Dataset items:
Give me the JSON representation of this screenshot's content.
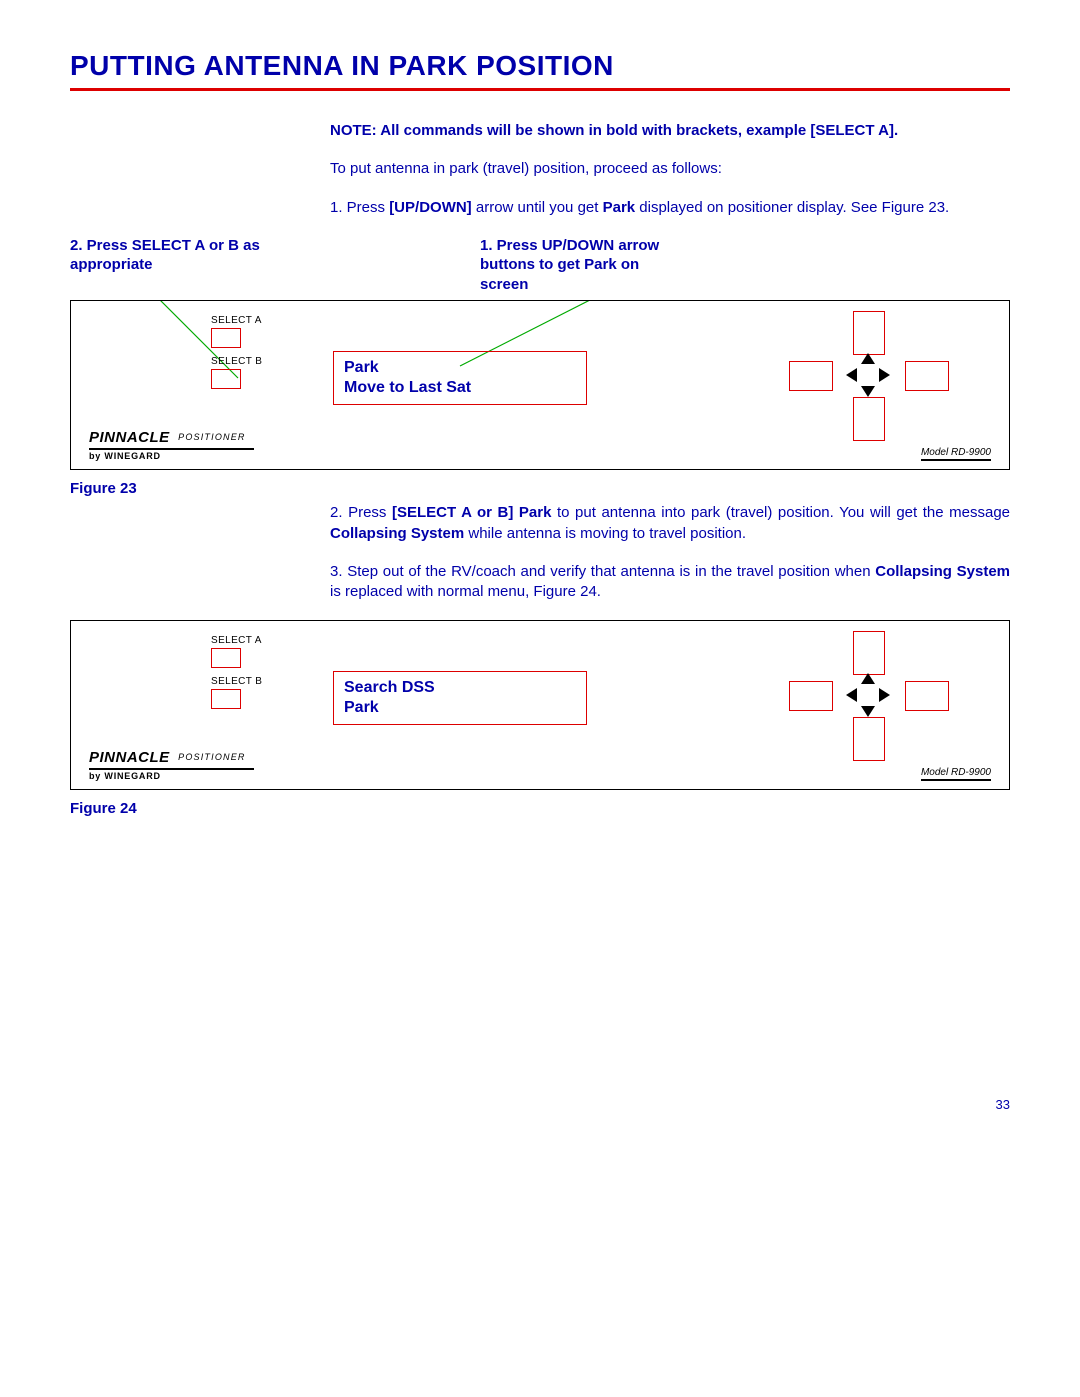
{
  "title": "PUTTING ANTENNA IN PARK POSITION",
  "note": "NOTE:  All commands will be shown in bold with brackets, example [SELECT A].",
  "intro": "To put antenna in park (travel) position, proceed as follows:",
  "step1_a": "1.  Press ",
  "step1_b": "[UP/DOWN]",
  "step1_c": " arrow until you get ",
  "step1_d": "Park",
  "step1_e": " displayed on positioner display.  See Figure 23.",
  "callout_left": "2. Press SELECT A or B as appropriate",
  "callout_right": "1.  Press UP/DOWN arrow buttons to get Park on screen",
  "panel": {
    "select_a": "SELECT A",
    "select_b": "SELECT B",
    "brand": "PINNACLE",
    "brand_sub": "POSITIONER",
    "brand_by": "by WINEGARD",
    "model": "Model RD-9900"
  },
  "lcd1_line1": "Park",
  "lcd1_line2": "Move to Last Sat",
  "fig23": "Figure 23",
  "step2_a": "2.   Press ",
  "step2_b": "[SELECT A or B] Park",
  "step2_c": " to put antenna into park (travel) position.  You will get the message ",
  "step2_d": "Collapsing System",
  "step2_e": " while antenna is moving to travel position.",
  "step3_a": "3.   Step out of the RV/coach and verify that antenna is in the travel position when ",
  "step3_b": "Collapsing System",
  "step3_c": " is replaced with normal menu, Figure 24.",
  "lcd2_line1": "Search    DSS",
  "lcd2_line2": "Park",
  "fig24": "Figure 24",
  "page_number": "33"
}
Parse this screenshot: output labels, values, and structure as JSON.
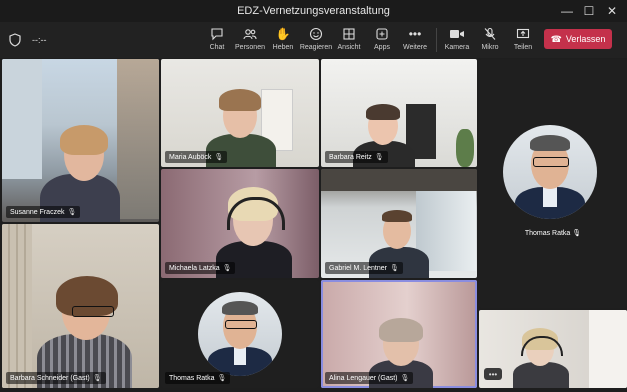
{
  "window": {
    "title": "EDZ-Vernetzungsveranstaltung",
    "timer": "--:--"
  },
  "toolbar": {
    "chat": "Chat",
    "people": "Personen",
    "raise": "Heben",
    "react": "Reagieren",
    "view": "Ansicht",
    "apps": "Apps",
    "more": "Weitere",
    "camera": "Kamera",
    "mic": "Mikro",
    "share": "Teilen",
    "leave": "Verlassen"
  },
  "participants": [
    {
      "name": "Susanne Fraczek"
    },
    {
      "name": "Maria Auböck"
    },
    {
      "name": "Barbara Reitz"
    },
    {
      "name": "Thomas Ratka"
    },
    {
      "name": "Michaela Latzka"
    },
    {
      "name": "Gabriel M. Lentner"
    },
    {
      "name": "Barbara Schneider (Gast)"
    },
    {
      "name": "Thomas Ratka"
    },
    {
      "name": "Alina Lengauer (Gast)"
    },
    {
      "name": ""
    }
  ],
  "overflow_label": "•••",
  "colors": {
    "leave": "#c4314b",
    "active_border": "#8a8de0",
    "background": "#1f1f1f"
  }
}
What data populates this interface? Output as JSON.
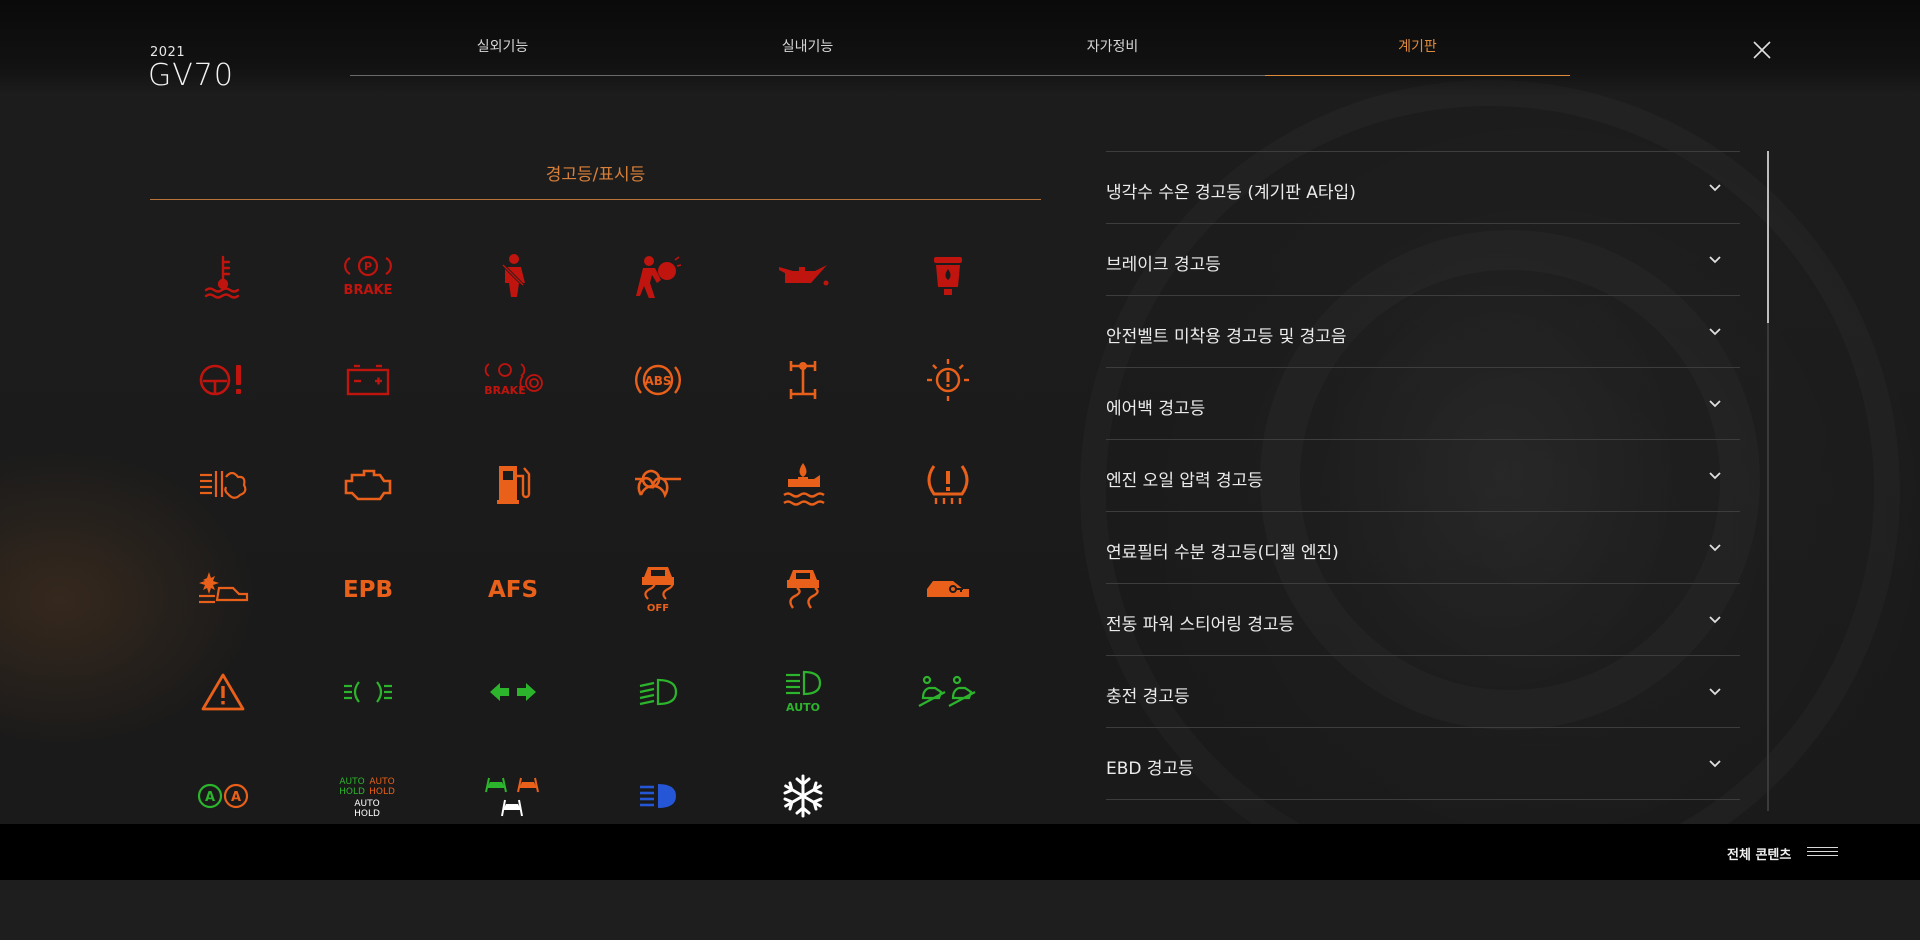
{
  "brand": {
    "year": "2021",
    "model": "GV70"
  },
  "nav": {
    "tabs": [
      {
        "label": "실외기능"
      },
      {
        "label": "실내기능"
      },
      {
        "label": "자가정비"
      },
      {
        "label": "계기판",
        "active": true
      }
    ]
  },
  "section": {
    "title": "경고등/표시등"
  },
  "icons": [
    {
      "name": "coolant-temperature-warning-icon",
      "color": "#c0140e"
    },
    {
      "name": "brake-warning-icon",
      "color": "#c0140e"
    },
    {
      "name": "seatbelt-warning-icon",
      "color": "#c0140e"
    },
    {
      "name": "airbag-warning-icon",
      "color": "#c0140e"
    },
    {
      "name": "engine-oil-pressure-icon",
      "color": "#c0140e"
    },
    {
      "name": "fuel-filter-water-icon",
      "color": "#c0140e"
    },
    {
      "name": "power-steering-warning-icon",
      "color": "#c0140e"
    },
    {
      "name": "charging-warning-icon",
      "color": "#c0140e"
    },
    {
      "name": "ebd-warning-icon",
      "color": "#c0140e"
    },
    {
      "name": "abs-warning-icon",
      "color": "#e8601a"
    },
    {
      "name": "awd-warning-icon",
      "color": "#e8601a"
    },
    {
      "name": "lamp-failure-icon",
      "color": "#e8601a"
    },
    {
      "name": "glow-plug-icon",
      "color": "#e8601a"
    },
    {
      "name": "check-engine-icon",
      "color": "#e8601a"
    },
    {
      "name": "low-fuel-icon",
      "color": "#e8601a"
    },
    {
      "name": "diesel-preheat-icon",
      "color": "#e8601a"
    },
    {
      "name": "low-coolant-icon",
      "color": "#e8601a"
    },
    {
      "name": "tire-pressure-icon",
      "color": "#e8601a"
    },
    {
      "name": "forward-collision-icon",
      "color": "#e8601a"
    },
    {
      "name": "epb-icon",
      "color": "#e8601a"
    },
    {
      "name": "afs-icon",
      "color": "#e8601a"
    },
    {
      "name": "esc-off-icon",
      "color": "#e8601a"
    },
    {
      "name": "esc-icon",
      "color": "#e8601a"
    },
    {
      "name": "immobilizer-icon",
      "color": "#e8601a"
    },
    {
      "name": "hazard-warning-icon",
      "color": "#e8601a"
    },
    {
      "name": "position-lamp-icon",
      "color": "#2cb52c"
    },
    {
      "name": "turn-signal-icon",
      "color": "#2cb52c"
    },
    {
      "name": "low-beam-icon",
      "color": "#2cb52c"
    },
    {
      "name": "auto-light-icon",
      "color": "#2cb52c"
    },
    {
      "name": "hill-descent-icon",
      "color": "#2cb52c"
    },
    {
      "name": "auto-stop-icon",
      "color": "#2cb52c"
    },
    {
      "name": "auto-hold-icon",
      "color": "#2cb52c"
    },
    {
      "name": "lane-keeping-icon",
      "color": "#2cb52c"
    },
    {
      "name": "high-beam-icon",
      "color": "#2456d6"
    },
    {
      "name": "icy-road-icon",
      "color": "#ffffff"
    }
  ],
  "icon_text": {
    "brake": "BRAKE",
    "brake_small": "BRAKE",
    "abs": "ABS",
    "epb": "EPB",
    "afs": "AFS",
    "off": "OFF",
    "auto": "AUTO",
    "auto_hold": "AUTO",
    "hold": "HOLD",
    "a": "A"
  },
  "accordion": {
    "items": [
      {
        "label": "냉각수 수온 경고등 (계기판 A타입)"
      },
      {
        "label": "브레이크 경고등"
      },
      {
        "label": "안전벨트 미착용 경고등 및 경고음"
      },
      {
        "label": "에어백 경고등"
      },
      {
        "label": "엔진 오일 압력 경고등"
      },
      {
        "label": "연료필터 수분 경고등(디젤 엔진)"
      },
      {
        "label": "전동 파워 스티어링 경고등"
      },
      {
        "label": "충전 경고등"
      },
      {
        "label": "EBD 경고등"
      }
    ]
  },
  "scrollbar": {
    "position": 0
  },
  "footer": {
    "all_contents": "전체 콘텐츠"
  },
  "colors": {
    "accent": "#e08a3c",
    "red": "#c0140e",
    "orange": "#e8601a",
    "green": "#2cb52c",
    "blue": "#2456d6"
  }
}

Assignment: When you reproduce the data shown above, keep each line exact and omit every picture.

Reply to the task:
Give me the JSON representation of this screenshot's content.
{
  "title": "PUTTING ANTENNA IN PARK POSITION",
  "note": "NOTE:  All commands will be shown in bold with brackets, example [SELECT A].",
  "intro": "To put antenna in park (travel) position, proceed as follows:",
  "step1_a": "1.  Press ",
  "step1_b": "[UP/DOWN]",
  "step1_c": " arrow until you get ",
  "step1_d": "Park",
  "step1_e": " displayed on positioner display.  See Figure 23.",
  "callout_left": "2. Press SELECT A or B as appropriate",
  "callout_right": "1.  Press UP/DOWN arrow buttons to get Park on screen",
  "panel": {
    "select_a": "SELECT A",
    "select_b": "SELECT B",
    "brand": "PINNACLE",
    "brand_sub": "POSITIONER",
    "brand_by": "by WINEGARD",
    "model": "Model RD-9900"
  },
  "lcd1_line1": "Park",
  "lcd1_line2": "Move to Last Sat",
  "fig23": "Figure 23",
  "step2_a": "2.   Press ",
  "step2_b": "[SELECT A or B] Park",
  "step2_c": " to put antenna into park (travel) position.  You will get the message ",
  "step2_d": "Collapsing System",
  "step2_e": " while antenna is moving to travel position.",
  "step3_a": "3.   Step out of the RV/coach and verify that antenna is in the travel position when ",
  "step3_b": "Collapsing System",
  "step3_c": " is replaced with normal menu, Figure 24.",
  "lcd2_line1": "Search    DSS",
  "lcd2_line2": "Park",
  "fig24": "Figure 24",
  "page_number": "33"
}
Parse this screenshot: output labels, values, and structure as JSON.
{
  "window": {
    "title": "EDZ-Vernetzungsveranstaltung",
    "timer": "--:--"
  },
  "toolbar": {
    "chat": "Chat",
    "people": "Personen",
    "raise": "Heben",
    "react": "Reagieren",
    "view": "Ansicht",
    "apps": "Apps",
    "more": "Weitere",
    "camera": "Kamera",
    "mic": "Mikro",
    "share": "Teilen",
    "leave": "Verlassen"
  },
  "participants": [
    {
      "name": "Susanne Fraczek"
    },
    {
      "name": "Maria Auböck"
    },
    {
      "name": "Barbara Reitz"
    },
    {
      "name": "Thomas Ratka"
    },
    {
      "name": "Michaela Latzka"
    },
    {
      "name": "Gabriel M. Lentner"
    },
    {
      "name": "Barbara Schneider (Gast)"
    },
    {
      "name": "Thomas Ratka"
    },
    {
      "name": "Alina Lengauer (Gast)"
    },
    {
      "name": ""
    }
  ],
  "overflow_label": "•••",
  "colors": {
    "leave": "#c4314b",
    "active_border": "#8a8de0",
    "background": "#1f1f1f"
  }
}
What data populates this interface? Output as JSON.
{
  "brand": {
    "year": "2021",
    "model": "GV70"
  },
  "nav": {
    "tabs": [
      {
        "label": "실외기능"
      },
      {
        "label": "실내기능"
      },
      {
        "label": "자가정비"
      },
      {
        "label": "계기판",
        "active": true
      }
    ]
  },
  "section": {
    "title": "경고등/표시등"
  },
  "icons": [
    {
      "name": "coolant-temperature-warning-icon",
      "color": "#c0140e"
    },
    {
      "name": "brake-warning-icon",
      "color": "#c0140e"
    },
    {
      "name": "seatbelt-warning-icon",
      "color": "#c0140e"
    },
    {
      "name": "airbag-warning-icon",
      "color": "#c0140e"
    },
    {
      "name": "engine-oil-pressure-icon",
      "color": "#c0140e"
    },
    {
      "name": "fuel-filter-water-icon",
      "color": "#c0140e"
    },
    {
      "name": "power-steering-warning-icon",
      "color": "#c0140e"
    },
    {
      "name": "charging-warning-icon",
      "color": "#c0140e"
    },
    {
      "name": "ebd-warning-icon",
      "color": "#c0140e"
    },
    {
      "name": "abs-warning-icon",
      "color": "#e8601a"
    },
    {
      "name": "awd-warning-icon",
      "color": "#e8601a"
    },
    {
      "name": "lamp-failure-icon",
      "color": "#e8601a"
    },
    {
      "name": "glow-plug-icon",
      "color": "#e8601a"
    },
    {
      "name": "check-engine-icon",
      "color": "#e8601a"
    },
    {
      "name": "low-fuel-icon",
      "color": "#e8601a"
    },
    {
      "name": "diesel-preheat-icon",
      "color": "#e8601a"
    },
    {
      "name": "low-coolant-icon",
      "color": "#e8601a"
    },
    {
      "name": "tire-pressure-icon",
      "color": "#e8601a"
    },
    {
      "name": "forward-collision-icon",
      "color": "#e8601a"
    },
    {
      "name": "epb-icon",
      "color": "#e8601a"
    },
    {
      "name": "afs-icon",
      "color": "#e8601a"
    },
    {
      "name": "esc-off-icon",
      "color": "#e8601a"
    },
    {
      "name": "esc-icon",
      "color": "#e8601a"
    },
    {
      "name": "immobilizer-icon",
      "color": "#e8601a"
    },
    {
      "name": "hazard-warning-icon",
      "color": "#e8601a"
    },
    {
      "name": "position-lamp-icon",
      "color": "#2cb52c"
    },
    {
      "name": "turn-signal-icon",
      "color": "#2cb52c"
    },
    {
      "name": "low-beam-icon",
      "color": "#2cb52c"
    },
    {
      "name": "auto-light-icon",
      "color": "#2cb52c"
    },
    {
      "name": "hill-descent-icon",
      "color": "#2cb52c"
    },
    {
      "name": "auto-stop-icon",
      "color": "#2cb52c"
    },
    {
      "name": "auto-hold-icon",
      "color": "#2cb52c"
    },
    {
      "name": "lane-keeping-icon",
      "color": "#2cb52c"
    },
    {
      "name": "high-beam-icon",
      "color": "#2456d6"
    },
    {
      "name": "icy-road-icon",
      "color": "#ffffff"
    }
  ],
  "icon_text": {
    "brake": "BRAKE",
    "brake_small": "BRAKE",
    "abs": "ABS",
    "epb": "EPB",
    "afs": "AFS",
    "off": "OFF",
    "auto": "AUTO",
    "auto_hold": "AUTO",
    "hold": "HOLD",
    "a": "A"
  },
  "accordion": {
    "items": [
      {
        "label": "냉각수 수온 경고등 (계기판 A타입)"
      },
      {
        "label": "브레이크 경고등"
      },
      {
        "label": "안전벨트 미착용 경고등 및 경고음"
      },
      {
        "label": "에어백 경고등"
      },
      {
        "label": "엔진 오일 압력 경고등"
      },
      {
        "label": "연료필터 수분 경고등(디젤 엔진)"
      },
      {
        "label": "전동 파워 스티어링 경고등"
      },
      {
        "label": "충전 경고등"
      },
      {
        "label": "EBD 경고등"
      }
    ]
  },
  "scrollbar": {
    "position": 0
  },
  "footer": {
    "all_contents": "전체 콘텐츠"
  },
  "colors": {
    "accent": "#e08a3c",
    "red": "#c0140e",
    "orange": "#e8601a",
    "green": "#2cb52c",
    "blue": "#2456d6"
  }
}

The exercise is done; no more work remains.